#### TASK DIRECTIONS
Find every line in the records below that holds the word "multi", and copy it out.

== EXERCISE DATA ==

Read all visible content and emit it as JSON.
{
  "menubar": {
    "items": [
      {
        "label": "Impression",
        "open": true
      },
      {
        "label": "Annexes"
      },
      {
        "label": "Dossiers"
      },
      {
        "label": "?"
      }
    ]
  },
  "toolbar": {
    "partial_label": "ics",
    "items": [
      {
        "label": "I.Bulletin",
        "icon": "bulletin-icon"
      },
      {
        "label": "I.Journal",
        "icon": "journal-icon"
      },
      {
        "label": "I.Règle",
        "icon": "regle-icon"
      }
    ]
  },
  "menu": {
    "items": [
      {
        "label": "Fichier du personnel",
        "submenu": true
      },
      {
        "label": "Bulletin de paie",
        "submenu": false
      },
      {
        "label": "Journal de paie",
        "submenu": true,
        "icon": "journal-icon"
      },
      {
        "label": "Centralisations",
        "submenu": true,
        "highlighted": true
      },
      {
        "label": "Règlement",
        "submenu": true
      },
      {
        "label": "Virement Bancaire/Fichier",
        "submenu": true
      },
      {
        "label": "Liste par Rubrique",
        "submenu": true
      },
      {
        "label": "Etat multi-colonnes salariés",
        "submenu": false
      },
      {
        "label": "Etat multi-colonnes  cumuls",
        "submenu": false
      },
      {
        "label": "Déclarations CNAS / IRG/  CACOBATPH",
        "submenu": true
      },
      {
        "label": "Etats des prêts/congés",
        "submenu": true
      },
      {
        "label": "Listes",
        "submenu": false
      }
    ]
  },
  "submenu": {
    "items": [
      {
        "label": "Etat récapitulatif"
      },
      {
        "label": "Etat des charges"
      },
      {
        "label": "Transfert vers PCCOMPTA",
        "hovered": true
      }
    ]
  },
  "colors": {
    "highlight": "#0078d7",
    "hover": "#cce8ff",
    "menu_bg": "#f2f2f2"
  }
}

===

#### RESULT
        "label": "Etat multi-colonnes salariés",
        "label": "Etat multi-colonnes  cumuls",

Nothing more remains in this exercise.